When it comes to caching plugins, there are many options available. The most widely used ones are WP Rocket, WP Super Cache and W3 Total Cache. Quite a few hosts (like Convesio) also incorporate caching into their hosting packages.
Machines, however, don’t need this extra information, which means you can remove it. The process of removing excess code is called “minification” and it makes your files as small as possible to speed up your site.
Minifying your code is easy to do — you just need to pick a tool. Popular optimization plugins like WP Rocket can minify your code. There are also some standard ones like Autoptimize and WP Super Minify.
7. Reduce Time to First Byte.
Time to First Byte (or “TTFB” for short) is a metric for site speed. It tells you how long it takes for a byte (a small piece of digital information composed of 8 bits) to arrive in the user’s browser after being sent from your server.
You can test TTFB in a few different ways. Our favorite tools are Pingdom and GTMetrix. After you run a test, you’ll see a number of milliseconds. Anything above 500 milliseconds means your site is too slow and you should work on improving it. Anything below 200 milliseconds is probably good enough.
If your score is too high, what can you do? There are many small tweaks you can make to speed up WordPress, including picking a good host, using a CDN, keeping PHP updated, and optimizing your database. If you follow most of the other tips in this post, your TTFB should be solid, too.
8. Test your site with a load test.
A load test is a test of how your site can handle certain traffic amounts. Load tests are a great way to see what problems may arise before you actually have real visitors.
There are many load testing tools available and the entire process can be a bit tricky. Read this guide on Convesio’s site to learn more about the technical details of load testing.

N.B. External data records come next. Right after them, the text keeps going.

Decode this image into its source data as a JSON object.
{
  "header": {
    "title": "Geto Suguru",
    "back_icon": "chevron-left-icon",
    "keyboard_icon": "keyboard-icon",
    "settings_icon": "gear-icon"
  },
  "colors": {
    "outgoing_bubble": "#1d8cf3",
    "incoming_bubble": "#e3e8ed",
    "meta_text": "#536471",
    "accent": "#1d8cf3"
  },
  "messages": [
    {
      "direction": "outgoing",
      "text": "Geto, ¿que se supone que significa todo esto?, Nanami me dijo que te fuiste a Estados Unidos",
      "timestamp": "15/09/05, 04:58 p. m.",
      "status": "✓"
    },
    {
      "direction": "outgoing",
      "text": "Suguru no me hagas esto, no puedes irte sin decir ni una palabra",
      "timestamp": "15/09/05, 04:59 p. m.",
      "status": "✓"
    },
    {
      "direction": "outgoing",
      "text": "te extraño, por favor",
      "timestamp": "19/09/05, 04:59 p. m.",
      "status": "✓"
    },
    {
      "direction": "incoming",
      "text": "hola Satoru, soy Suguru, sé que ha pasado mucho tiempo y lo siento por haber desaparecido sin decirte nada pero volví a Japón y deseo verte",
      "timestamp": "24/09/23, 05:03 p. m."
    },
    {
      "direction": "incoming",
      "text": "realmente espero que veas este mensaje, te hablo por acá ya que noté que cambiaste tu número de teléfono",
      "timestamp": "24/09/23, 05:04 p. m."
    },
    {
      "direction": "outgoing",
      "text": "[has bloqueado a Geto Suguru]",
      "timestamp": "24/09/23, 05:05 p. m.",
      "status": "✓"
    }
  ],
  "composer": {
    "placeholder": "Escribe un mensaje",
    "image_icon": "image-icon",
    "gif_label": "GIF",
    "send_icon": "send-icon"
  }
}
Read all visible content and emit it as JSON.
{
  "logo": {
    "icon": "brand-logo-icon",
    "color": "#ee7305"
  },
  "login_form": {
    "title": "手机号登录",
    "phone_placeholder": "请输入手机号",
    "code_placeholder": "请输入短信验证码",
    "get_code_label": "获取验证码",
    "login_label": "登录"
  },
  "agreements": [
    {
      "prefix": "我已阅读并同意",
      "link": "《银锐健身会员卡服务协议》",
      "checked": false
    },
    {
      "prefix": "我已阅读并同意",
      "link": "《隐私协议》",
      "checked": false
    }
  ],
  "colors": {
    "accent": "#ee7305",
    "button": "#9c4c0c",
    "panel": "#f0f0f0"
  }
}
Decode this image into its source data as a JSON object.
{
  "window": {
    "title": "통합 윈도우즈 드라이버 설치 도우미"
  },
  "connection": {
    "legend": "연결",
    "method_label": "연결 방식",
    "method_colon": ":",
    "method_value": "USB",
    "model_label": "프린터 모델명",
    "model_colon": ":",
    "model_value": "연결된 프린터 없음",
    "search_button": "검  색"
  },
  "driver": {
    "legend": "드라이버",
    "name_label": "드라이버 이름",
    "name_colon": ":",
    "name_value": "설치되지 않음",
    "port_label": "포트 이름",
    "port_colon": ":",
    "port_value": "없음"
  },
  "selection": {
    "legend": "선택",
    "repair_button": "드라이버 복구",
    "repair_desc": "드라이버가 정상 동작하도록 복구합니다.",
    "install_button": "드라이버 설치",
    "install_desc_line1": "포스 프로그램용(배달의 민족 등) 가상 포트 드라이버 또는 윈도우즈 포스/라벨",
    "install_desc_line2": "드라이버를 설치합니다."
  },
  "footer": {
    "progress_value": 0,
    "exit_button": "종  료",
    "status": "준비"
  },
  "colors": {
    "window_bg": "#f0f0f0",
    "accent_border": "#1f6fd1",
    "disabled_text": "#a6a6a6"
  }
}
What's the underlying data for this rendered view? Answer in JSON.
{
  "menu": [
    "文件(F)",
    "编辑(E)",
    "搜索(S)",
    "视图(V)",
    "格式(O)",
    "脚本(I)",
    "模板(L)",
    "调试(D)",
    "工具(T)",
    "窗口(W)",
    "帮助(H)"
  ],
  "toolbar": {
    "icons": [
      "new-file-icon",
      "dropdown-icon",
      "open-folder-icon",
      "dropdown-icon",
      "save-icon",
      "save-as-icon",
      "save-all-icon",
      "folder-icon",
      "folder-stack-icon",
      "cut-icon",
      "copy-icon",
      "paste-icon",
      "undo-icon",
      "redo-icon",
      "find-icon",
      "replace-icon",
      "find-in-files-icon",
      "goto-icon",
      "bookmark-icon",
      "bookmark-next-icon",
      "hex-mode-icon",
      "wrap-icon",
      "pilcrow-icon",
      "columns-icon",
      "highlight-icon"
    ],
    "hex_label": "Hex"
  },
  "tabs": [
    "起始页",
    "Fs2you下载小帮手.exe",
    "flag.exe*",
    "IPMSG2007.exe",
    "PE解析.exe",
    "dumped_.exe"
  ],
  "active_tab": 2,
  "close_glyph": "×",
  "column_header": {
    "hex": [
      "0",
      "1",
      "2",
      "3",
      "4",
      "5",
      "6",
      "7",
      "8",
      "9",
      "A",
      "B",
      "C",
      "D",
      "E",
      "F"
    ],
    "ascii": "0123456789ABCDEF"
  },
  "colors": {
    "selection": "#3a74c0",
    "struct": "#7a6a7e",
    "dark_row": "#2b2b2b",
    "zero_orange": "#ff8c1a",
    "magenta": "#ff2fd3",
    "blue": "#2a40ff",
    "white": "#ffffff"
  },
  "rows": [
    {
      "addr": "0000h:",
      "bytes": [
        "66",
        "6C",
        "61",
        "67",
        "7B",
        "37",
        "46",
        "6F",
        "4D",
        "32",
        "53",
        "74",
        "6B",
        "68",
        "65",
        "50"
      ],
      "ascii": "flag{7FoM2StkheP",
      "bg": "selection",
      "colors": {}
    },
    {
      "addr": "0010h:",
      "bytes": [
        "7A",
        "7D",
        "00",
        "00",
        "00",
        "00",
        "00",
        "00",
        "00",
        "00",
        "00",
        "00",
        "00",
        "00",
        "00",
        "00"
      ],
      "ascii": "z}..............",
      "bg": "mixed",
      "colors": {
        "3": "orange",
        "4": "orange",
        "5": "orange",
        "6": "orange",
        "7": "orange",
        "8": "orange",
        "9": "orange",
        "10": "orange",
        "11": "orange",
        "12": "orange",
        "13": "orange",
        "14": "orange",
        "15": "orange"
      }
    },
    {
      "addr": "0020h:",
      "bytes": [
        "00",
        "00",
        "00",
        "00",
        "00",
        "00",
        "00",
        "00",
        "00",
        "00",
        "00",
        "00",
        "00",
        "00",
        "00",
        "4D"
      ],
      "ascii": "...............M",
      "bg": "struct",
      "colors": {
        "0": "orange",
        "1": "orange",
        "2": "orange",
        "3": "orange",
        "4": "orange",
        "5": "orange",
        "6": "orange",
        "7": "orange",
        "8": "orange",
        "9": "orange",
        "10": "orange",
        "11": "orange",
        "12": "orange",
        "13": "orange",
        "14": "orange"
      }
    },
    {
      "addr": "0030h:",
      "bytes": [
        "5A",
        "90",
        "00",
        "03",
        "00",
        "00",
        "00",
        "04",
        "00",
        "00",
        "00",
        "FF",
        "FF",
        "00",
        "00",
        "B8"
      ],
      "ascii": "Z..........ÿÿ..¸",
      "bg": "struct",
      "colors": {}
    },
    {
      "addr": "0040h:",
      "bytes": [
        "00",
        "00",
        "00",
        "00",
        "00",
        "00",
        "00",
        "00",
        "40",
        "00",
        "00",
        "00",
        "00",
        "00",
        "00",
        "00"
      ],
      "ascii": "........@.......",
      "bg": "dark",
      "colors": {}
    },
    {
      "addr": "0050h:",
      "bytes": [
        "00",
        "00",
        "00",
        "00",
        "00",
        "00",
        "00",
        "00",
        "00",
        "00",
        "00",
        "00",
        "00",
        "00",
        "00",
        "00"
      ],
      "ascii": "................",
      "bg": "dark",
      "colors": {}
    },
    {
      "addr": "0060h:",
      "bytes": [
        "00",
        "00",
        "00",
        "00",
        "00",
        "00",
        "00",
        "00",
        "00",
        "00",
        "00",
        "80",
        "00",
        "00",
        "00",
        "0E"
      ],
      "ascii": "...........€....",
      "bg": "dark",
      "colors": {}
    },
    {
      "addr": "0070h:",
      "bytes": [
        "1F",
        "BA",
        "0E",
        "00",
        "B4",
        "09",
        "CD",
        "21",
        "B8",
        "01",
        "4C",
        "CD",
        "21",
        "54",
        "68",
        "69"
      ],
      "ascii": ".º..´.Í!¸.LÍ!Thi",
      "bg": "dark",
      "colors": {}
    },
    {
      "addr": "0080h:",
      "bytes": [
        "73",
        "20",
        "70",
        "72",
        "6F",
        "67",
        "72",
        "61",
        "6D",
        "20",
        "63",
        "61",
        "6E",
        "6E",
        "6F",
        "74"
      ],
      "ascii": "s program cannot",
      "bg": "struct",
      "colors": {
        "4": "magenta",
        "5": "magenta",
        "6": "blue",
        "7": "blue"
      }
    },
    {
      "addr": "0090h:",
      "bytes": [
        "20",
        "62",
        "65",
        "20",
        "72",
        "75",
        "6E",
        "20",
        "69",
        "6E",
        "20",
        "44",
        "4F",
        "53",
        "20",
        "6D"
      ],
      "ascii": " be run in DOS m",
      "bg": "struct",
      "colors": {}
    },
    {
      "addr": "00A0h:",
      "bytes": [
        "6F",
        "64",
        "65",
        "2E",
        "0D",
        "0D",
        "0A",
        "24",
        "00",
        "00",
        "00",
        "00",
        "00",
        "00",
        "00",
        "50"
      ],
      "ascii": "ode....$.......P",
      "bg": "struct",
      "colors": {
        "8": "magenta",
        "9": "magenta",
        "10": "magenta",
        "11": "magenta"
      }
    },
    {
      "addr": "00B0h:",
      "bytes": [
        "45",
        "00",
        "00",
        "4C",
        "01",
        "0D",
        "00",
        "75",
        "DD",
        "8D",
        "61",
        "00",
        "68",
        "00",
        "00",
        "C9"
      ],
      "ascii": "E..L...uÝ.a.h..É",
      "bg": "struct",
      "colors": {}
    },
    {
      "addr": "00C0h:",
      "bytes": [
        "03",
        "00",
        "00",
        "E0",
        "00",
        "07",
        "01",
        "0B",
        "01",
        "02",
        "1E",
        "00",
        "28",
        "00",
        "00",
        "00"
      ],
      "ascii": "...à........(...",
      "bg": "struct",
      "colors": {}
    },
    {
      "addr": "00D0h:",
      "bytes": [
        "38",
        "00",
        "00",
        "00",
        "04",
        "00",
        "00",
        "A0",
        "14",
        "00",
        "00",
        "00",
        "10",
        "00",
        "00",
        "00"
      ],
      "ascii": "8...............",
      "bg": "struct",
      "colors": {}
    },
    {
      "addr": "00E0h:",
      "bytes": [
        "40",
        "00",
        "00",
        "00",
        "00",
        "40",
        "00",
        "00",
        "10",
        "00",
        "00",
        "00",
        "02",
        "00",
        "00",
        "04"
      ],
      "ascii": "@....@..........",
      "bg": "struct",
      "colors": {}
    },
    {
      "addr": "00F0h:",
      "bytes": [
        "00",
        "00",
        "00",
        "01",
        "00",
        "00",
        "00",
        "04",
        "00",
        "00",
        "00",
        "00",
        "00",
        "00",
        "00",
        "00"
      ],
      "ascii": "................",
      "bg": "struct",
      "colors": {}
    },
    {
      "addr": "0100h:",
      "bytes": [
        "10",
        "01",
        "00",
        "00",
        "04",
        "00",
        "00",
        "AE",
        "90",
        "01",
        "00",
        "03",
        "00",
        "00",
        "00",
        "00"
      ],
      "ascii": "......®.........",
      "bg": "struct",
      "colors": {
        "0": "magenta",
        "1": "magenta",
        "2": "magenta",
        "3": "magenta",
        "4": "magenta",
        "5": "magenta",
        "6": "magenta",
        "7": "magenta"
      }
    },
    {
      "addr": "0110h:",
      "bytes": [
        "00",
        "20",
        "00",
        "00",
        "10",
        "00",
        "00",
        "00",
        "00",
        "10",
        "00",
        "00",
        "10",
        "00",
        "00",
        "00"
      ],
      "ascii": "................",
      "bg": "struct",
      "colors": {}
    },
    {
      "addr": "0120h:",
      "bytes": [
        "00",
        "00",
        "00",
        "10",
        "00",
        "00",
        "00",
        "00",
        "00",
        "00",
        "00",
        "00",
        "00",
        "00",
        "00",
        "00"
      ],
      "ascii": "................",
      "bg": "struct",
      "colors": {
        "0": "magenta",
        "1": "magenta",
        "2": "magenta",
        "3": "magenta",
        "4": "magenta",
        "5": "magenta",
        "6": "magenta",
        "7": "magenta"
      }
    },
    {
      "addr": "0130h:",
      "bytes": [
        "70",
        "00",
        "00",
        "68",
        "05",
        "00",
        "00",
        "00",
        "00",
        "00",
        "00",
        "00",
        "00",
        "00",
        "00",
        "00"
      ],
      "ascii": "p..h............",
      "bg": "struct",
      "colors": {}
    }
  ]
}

Personally, we recommend Loader.io. It’s simple, easy to use, and free.
9. Pick a good host.
Finally, we need to mention web hosting. All of the other things on this list definitely help prepare your site for a high-traffic event, but at the end of the day, the single most important thing is your choice of host. A bad host won’t be able to handle high traffic, no matter how much you optimize it.
Unfortunately, it’s not easy to switch to a different host at the last minute. That said, if you do the research ahead of time, it’s definitely worth the effort to migrate.
It’s recommended to search for hosts that have the ability to scale resources, instead of those that simply charge you a flat rate. This is usually called “auto scaling” by hosts. If you’re curious and want to learn more, check out this guide on auto scaling on Convesio’s website.
Also take note of how available support is, especially their response time. If you have an issue during your high-traffic event, you don’t want to be waiting around for help.
Don’t lose visitors to a high-traffic event.
High-traffic events can be a huge win for your website, bringing in more visitors and attention than ever. But, if you aren’t prepared, a high-traffic event can take your site offline, losing you potential customers in the process.
If you want to avoid that, it definitely pays to be prepared and incorperate some of our suggestions above before your event. If not, you run a serious risk of your site crashing.